Looking at wisdom through the caricature of a noble wife, we learn that possessing wisdom brings with it, the kind of confidence that leads to true contentment and abundance (vv.11-12).  In this sense, wisdom works for the one who lives by it—providing for others and making sound investments.  Wisdom keeps the one who possesses it energetic and productive as well as benevolent and caring (vv.15-22; 24-27).  It also gives those in its proximity a certain edge when in dialogue and deliberations both domestic and business in nature.  In all, a life of wisdom surpasses any and all other beautiful things in this world (vv.29-30). While there are many things that seem worth pursuing in this life, none are as important and life-giving than wisdom.  And that, I believe is Solomon’s closing argument.  And it’s a strong one indeed!

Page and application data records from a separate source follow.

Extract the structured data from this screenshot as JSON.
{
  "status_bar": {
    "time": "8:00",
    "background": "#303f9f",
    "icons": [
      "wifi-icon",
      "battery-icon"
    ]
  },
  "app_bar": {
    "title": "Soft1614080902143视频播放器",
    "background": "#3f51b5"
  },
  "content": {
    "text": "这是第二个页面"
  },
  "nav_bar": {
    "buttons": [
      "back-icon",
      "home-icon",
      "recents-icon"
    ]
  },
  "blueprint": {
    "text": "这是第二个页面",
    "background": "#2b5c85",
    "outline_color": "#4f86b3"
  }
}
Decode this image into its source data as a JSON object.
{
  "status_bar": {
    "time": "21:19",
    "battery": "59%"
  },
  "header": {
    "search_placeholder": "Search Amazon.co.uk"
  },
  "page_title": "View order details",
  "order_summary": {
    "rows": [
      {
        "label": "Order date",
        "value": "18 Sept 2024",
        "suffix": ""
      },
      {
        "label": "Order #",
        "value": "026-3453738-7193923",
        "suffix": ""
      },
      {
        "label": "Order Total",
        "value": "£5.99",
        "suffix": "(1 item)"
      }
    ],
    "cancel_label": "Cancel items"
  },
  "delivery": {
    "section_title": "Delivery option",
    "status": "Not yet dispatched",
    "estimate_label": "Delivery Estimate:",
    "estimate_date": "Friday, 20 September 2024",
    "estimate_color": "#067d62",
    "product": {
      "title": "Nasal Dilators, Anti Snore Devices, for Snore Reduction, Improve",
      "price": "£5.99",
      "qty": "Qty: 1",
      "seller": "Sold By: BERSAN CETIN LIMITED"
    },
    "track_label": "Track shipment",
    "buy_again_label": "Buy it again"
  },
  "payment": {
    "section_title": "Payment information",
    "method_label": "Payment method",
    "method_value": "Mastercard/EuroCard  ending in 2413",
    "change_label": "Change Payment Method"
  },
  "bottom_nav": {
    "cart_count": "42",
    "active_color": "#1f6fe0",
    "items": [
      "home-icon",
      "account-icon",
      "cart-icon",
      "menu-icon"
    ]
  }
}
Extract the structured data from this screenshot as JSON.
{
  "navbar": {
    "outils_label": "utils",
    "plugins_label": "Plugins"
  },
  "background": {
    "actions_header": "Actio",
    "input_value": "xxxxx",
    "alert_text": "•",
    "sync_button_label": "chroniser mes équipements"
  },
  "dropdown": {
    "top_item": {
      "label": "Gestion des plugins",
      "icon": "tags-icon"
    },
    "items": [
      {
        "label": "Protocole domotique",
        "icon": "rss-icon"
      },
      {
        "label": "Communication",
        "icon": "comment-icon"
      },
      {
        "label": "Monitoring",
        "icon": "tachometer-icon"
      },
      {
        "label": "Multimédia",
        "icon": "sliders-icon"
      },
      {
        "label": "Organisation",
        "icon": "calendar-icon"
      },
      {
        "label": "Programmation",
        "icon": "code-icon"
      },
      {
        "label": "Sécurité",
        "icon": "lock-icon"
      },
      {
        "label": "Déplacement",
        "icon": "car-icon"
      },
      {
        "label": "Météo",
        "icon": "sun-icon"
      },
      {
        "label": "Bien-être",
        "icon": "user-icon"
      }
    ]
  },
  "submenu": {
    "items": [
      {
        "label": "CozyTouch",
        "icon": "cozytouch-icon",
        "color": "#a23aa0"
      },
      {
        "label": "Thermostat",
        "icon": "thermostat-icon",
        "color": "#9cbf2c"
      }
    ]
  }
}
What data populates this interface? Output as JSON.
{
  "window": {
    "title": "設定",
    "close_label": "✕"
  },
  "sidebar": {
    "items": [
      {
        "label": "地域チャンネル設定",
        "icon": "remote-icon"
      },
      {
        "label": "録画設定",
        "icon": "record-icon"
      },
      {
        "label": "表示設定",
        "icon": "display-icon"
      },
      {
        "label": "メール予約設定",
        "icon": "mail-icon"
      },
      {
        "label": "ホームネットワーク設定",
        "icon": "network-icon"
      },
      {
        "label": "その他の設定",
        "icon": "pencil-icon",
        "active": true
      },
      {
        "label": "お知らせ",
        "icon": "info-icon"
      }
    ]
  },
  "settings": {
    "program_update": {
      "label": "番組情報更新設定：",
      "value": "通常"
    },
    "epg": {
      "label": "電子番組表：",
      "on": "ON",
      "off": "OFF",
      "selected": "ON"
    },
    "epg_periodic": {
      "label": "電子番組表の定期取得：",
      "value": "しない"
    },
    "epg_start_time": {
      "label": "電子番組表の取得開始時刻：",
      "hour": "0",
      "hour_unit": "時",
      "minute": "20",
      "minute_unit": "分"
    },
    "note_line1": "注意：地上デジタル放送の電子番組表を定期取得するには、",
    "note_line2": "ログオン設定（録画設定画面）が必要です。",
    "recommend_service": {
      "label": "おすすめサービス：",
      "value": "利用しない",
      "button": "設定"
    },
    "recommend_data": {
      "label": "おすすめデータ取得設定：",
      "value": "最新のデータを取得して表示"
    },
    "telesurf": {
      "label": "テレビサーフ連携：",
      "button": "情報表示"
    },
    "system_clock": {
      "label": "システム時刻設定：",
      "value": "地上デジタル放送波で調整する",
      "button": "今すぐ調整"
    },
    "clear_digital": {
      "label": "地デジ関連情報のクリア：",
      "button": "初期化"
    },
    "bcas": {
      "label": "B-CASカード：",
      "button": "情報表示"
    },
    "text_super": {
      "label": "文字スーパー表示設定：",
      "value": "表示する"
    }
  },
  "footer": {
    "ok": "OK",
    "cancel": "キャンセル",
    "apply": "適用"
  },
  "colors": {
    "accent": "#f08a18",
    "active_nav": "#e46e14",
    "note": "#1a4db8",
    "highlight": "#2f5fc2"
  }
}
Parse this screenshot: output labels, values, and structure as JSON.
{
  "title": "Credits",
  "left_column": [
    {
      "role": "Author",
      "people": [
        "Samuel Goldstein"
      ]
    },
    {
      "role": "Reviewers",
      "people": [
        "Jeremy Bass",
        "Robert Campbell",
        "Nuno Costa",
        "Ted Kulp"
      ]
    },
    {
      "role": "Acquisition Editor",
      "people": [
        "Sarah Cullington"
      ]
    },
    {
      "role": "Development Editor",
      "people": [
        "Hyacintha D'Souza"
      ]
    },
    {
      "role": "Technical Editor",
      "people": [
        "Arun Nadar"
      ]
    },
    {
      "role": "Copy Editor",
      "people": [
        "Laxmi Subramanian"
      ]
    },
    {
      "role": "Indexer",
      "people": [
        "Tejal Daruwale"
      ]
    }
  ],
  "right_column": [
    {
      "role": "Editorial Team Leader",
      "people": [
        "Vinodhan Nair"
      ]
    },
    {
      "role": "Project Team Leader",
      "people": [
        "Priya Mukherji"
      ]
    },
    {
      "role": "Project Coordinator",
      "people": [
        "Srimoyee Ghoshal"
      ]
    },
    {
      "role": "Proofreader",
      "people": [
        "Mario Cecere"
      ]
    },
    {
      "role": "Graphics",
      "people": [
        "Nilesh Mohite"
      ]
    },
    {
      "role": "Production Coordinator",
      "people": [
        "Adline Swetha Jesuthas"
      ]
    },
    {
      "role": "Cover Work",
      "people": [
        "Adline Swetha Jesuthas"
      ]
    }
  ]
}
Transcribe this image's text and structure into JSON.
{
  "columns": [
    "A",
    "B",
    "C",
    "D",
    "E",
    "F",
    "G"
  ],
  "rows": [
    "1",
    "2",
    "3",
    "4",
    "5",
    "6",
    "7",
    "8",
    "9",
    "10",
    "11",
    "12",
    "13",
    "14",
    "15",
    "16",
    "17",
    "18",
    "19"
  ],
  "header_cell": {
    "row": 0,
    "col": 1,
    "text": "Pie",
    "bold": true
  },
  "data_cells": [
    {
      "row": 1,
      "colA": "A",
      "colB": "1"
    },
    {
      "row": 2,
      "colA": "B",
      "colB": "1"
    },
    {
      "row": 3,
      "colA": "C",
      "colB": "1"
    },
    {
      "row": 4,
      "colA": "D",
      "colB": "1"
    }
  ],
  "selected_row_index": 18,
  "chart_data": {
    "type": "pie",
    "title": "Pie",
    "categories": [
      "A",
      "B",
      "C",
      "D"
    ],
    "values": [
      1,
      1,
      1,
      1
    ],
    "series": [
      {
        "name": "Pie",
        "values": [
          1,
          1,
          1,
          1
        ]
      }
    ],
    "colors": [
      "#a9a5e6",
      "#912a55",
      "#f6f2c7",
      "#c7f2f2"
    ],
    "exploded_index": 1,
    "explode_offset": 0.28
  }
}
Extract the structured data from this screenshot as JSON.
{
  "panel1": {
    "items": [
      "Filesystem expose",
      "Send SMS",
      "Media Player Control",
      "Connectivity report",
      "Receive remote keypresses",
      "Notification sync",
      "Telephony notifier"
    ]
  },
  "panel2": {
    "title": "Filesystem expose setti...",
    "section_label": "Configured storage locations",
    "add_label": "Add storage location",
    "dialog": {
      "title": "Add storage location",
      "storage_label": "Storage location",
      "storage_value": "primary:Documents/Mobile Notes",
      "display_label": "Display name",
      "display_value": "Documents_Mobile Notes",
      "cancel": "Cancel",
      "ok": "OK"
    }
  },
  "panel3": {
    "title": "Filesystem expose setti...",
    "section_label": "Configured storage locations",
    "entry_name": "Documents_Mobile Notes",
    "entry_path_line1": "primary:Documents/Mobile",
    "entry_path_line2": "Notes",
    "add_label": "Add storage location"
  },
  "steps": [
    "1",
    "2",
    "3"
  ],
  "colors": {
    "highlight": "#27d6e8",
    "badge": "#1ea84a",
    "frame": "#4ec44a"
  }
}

In this way, Proverbs 31 offers lessons for both women and men.  Perhaps husbands and men would do well to make Proverbs 31 less about what they hope their wives should aspire to be, and more about the way wisdom should be demonstrated in and through their daily experiences.  And of course, women should look at this chapter in similar ways, including the aspiration of allowing wisdom to shape her role if she is a mom, a wife, or someone practicing business.  And at the base of these lessons is one’s attention and commitment to offering appropriate reverence to God (v.30), thus ending the book in the way it began: “The fear of the LORD is the beginning of knowledge…” (1:7).